The Government of India announced a variety of measures to tackle the situation, from food security and extra funds for healthcare and for the states, to sector related incentives and tax deadline extensions. On 26 March a number of economic relief measures for the poor were announced totalling over ₹170,000 Cr. The next day the Reserve Bank of India also announced a number of measures which would make available ₹374,000 Cr. to the country’s financial system. The World Bank and Asian Development Bank approved support to India to tackle the coronavirus pandemic.
Businesses across the world namely hospitality, entertainment, aviation etc have seen a major negative impact. Various sports events such as IPL and Olympics have been postponed. Schools and colleges have been closed. The virus has also disrupted the functioning of various online giants such as Amazon. Countries such as USA, Italy and Spain are suffering the most since their death toll is very high. Factories, Restaurants, Pubs, Markets, Flights, Super Markets, Malls, Universities and Colleges etc. were shut down. Fear of corona virus has limited the movement of the individuals. People were not even going to buy the daily essentials and these all were somewhere impacting the economy of the world as a whole. The Organization for Economic Co-operation and Development (OECD)reveals that they have cut their expectation for global growth to 2.4% from 2.9%, and warns that it could fall as low as 1.5%.
India faces a huge decline in government revenues and growth of the income for at least two quarters as the coronavirus hits economic activity of the country as a whole. A fall in investor sentiment impacts privatization plans, government and industry. The lockdown in India will have a sizeable impact on the economy mainly on consumption which is the biggest component of GDP. India’s total electronic imports is equal to 45% that of China. Around 1/3rd of machinery and almost 2/5th of organic chemicals that India purchases come from China. For automotive parts and fertilisers China’s share in India’s import is more than 25%. Around 65 to 70% of active pharmaceutical ingredients and around 90% of certain mobile phones come from China to India.
On the upside, better news on vaccines and treatments, and additional policy support can lead to a quicker resumption of economic activity. On the downside, further waves of infections can reverse increased mobility and spending, and rapidly tighten financial conditions, triggering debt distress.
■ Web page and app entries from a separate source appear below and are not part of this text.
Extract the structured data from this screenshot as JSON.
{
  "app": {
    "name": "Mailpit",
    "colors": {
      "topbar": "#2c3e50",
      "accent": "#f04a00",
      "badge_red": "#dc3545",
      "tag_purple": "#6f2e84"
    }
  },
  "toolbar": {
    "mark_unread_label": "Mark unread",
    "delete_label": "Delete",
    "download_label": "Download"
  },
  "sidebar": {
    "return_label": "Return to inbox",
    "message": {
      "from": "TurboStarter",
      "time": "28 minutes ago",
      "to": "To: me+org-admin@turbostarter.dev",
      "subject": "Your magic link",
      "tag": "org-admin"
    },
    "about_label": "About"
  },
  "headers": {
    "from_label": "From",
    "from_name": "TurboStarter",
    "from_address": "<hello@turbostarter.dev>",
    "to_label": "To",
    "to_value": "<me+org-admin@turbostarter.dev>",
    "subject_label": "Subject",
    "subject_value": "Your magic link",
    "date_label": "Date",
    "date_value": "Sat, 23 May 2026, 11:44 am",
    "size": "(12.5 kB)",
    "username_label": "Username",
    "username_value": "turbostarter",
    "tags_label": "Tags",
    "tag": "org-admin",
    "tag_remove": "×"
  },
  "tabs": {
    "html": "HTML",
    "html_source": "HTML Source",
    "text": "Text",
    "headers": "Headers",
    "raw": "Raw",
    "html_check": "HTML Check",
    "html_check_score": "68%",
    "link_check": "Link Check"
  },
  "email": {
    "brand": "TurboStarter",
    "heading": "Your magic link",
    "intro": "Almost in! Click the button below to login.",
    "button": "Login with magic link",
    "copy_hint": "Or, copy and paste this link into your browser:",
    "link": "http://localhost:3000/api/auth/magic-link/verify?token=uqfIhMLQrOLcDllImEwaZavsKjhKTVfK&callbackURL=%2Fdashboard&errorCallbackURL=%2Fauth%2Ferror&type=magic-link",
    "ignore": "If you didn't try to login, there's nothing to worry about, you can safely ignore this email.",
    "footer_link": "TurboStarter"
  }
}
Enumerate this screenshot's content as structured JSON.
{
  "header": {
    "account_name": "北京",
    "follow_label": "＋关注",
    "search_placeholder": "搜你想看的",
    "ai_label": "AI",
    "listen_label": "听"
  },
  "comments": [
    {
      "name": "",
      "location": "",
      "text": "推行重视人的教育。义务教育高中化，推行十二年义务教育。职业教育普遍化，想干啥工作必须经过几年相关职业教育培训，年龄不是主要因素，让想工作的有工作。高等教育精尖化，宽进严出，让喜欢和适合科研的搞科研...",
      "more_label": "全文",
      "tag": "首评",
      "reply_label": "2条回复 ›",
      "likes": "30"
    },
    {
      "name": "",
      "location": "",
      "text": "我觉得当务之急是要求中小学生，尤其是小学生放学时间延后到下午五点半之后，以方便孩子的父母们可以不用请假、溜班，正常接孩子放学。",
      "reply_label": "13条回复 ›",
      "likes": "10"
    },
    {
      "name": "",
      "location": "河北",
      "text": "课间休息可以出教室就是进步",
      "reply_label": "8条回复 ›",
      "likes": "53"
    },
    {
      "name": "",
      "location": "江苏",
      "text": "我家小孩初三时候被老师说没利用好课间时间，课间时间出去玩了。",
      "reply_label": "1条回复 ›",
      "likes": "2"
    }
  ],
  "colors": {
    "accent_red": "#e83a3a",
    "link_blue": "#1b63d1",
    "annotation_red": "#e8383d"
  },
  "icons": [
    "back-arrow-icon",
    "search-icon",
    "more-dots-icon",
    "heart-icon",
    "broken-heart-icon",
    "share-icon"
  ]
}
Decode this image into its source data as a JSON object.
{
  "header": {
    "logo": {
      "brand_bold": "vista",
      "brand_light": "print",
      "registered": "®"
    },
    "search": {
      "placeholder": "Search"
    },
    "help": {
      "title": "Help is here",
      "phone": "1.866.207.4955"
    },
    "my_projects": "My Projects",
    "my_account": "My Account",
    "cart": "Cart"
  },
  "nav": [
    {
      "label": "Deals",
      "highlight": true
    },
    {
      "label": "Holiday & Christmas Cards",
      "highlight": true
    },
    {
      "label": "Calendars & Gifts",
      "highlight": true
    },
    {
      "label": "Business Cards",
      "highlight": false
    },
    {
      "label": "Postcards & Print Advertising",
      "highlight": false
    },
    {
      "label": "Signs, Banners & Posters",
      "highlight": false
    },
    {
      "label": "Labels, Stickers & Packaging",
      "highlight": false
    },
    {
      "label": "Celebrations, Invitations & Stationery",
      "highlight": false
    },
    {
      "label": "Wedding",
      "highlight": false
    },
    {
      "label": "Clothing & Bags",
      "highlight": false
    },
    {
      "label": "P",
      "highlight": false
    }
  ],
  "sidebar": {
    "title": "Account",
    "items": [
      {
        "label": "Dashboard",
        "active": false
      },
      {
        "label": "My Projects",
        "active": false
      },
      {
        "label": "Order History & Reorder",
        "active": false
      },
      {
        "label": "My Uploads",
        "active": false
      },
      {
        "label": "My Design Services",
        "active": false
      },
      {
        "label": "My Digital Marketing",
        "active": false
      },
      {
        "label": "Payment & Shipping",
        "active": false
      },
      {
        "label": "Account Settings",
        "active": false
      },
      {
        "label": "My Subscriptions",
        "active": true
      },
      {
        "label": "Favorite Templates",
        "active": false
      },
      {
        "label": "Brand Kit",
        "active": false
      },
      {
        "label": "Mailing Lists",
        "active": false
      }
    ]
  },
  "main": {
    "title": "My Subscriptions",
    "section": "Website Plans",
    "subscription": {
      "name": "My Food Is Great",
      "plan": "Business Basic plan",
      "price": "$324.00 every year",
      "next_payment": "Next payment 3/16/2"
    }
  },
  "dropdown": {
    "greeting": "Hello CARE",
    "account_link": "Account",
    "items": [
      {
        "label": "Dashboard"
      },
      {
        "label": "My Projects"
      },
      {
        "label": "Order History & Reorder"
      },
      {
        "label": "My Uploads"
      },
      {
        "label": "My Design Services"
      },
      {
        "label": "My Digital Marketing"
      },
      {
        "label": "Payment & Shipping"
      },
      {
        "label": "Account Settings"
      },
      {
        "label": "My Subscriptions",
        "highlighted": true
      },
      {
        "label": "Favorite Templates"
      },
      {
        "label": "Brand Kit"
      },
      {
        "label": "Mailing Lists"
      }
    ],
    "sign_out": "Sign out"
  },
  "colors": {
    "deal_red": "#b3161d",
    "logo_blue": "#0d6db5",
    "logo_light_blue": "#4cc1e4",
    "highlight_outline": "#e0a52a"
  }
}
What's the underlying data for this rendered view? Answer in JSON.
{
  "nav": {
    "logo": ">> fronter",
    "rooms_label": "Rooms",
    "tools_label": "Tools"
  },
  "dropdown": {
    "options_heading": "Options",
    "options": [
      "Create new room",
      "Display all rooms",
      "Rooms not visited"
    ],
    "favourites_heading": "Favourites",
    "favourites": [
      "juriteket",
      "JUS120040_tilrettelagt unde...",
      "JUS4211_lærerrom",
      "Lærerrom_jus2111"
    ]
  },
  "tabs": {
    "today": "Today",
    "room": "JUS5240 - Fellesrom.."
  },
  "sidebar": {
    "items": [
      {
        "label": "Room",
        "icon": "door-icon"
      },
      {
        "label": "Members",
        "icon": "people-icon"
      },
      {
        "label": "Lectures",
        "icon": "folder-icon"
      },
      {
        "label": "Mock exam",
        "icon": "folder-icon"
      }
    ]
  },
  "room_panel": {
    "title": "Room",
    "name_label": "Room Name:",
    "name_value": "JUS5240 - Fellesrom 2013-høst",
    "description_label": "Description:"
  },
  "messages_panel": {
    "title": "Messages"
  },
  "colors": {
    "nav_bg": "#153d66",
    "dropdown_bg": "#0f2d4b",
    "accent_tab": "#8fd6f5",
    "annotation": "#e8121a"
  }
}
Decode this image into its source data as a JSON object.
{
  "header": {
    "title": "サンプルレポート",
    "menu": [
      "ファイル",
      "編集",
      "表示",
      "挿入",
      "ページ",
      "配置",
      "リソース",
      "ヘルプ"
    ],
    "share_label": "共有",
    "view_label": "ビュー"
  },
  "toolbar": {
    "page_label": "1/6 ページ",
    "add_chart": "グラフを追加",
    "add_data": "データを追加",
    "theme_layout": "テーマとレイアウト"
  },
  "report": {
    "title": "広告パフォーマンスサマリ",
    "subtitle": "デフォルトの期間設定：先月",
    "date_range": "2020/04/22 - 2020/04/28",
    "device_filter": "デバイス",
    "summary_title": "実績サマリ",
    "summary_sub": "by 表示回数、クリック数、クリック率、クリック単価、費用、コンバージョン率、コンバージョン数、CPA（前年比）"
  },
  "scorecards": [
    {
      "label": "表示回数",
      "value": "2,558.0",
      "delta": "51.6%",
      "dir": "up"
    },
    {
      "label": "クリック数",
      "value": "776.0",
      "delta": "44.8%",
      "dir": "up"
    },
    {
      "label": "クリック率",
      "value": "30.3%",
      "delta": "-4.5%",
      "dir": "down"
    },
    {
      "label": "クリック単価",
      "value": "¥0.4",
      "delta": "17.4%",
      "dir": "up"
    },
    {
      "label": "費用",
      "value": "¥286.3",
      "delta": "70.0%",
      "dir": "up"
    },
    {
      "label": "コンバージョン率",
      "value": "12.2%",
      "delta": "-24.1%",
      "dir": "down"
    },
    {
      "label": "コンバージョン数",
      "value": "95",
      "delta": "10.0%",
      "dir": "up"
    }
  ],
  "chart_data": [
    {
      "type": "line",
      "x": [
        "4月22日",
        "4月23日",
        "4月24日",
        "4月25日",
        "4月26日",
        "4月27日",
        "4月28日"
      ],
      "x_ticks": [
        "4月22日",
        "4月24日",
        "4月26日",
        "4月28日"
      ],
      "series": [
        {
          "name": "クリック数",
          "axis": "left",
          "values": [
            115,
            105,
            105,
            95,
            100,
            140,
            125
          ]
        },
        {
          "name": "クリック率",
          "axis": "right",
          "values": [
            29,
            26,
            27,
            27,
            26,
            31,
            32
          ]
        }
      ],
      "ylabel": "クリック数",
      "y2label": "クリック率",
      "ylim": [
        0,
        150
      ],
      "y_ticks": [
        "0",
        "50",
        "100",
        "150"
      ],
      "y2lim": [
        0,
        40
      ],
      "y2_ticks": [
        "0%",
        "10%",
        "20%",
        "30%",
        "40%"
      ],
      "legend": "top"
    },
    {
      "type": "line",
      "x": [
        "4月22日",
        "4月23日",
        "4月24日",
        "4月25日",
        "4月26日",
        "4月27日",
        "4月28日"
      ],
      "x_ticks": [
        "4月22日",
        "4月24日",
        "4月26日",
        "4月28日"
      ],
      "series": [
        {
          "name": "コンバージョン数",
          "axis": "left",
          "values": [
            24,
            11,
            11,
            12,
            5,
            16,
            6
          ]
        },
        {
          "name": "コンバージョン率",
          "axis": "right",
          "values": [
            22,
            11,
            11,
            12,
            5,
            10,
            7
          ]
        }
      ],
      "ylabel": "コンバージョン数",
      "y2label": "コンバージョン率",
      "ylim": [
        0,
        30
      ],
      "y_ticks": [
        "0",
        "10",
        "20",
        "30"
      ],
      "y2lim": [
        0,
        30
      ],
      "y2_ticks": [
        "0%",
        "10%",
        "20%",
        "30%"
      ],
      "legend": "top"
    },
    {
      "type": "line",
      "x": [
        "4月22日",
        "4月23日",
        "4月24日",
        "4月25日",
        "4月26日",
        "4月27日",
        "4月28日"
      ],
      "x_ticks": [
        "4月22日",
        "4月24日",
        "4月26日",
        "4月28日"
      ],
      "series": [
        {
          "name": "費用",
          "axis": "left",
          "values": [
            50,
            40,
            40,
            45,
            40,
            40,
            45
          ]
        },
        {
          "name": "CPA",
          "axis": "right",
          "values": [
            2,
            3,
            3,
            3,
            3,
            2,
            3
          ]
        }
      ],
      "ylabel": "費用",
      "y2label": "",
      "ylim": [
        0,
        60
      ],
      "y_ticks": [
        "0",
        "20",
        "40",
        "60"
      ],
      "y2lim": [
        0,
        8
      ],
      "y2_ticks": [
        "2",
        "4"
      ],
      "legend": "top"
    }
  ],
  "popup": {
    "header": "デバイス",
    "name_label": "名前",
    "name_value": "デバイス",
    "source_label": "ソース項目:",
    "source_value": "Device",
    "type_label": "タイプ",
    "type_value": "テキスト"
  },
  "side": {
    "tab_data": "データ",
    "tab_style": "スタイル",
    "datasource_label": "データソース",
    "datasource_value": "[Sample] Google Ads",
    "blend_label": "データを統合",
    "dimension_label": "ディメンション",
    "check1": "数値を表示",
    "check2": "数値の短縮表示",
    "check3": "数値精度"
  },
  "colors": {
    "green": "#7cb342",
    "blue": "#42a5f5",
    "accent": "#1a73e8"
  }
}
The Geopolitical and trade tensions could damage fragile global relationships at a time when trade is projected to collapse by around 12 per cent.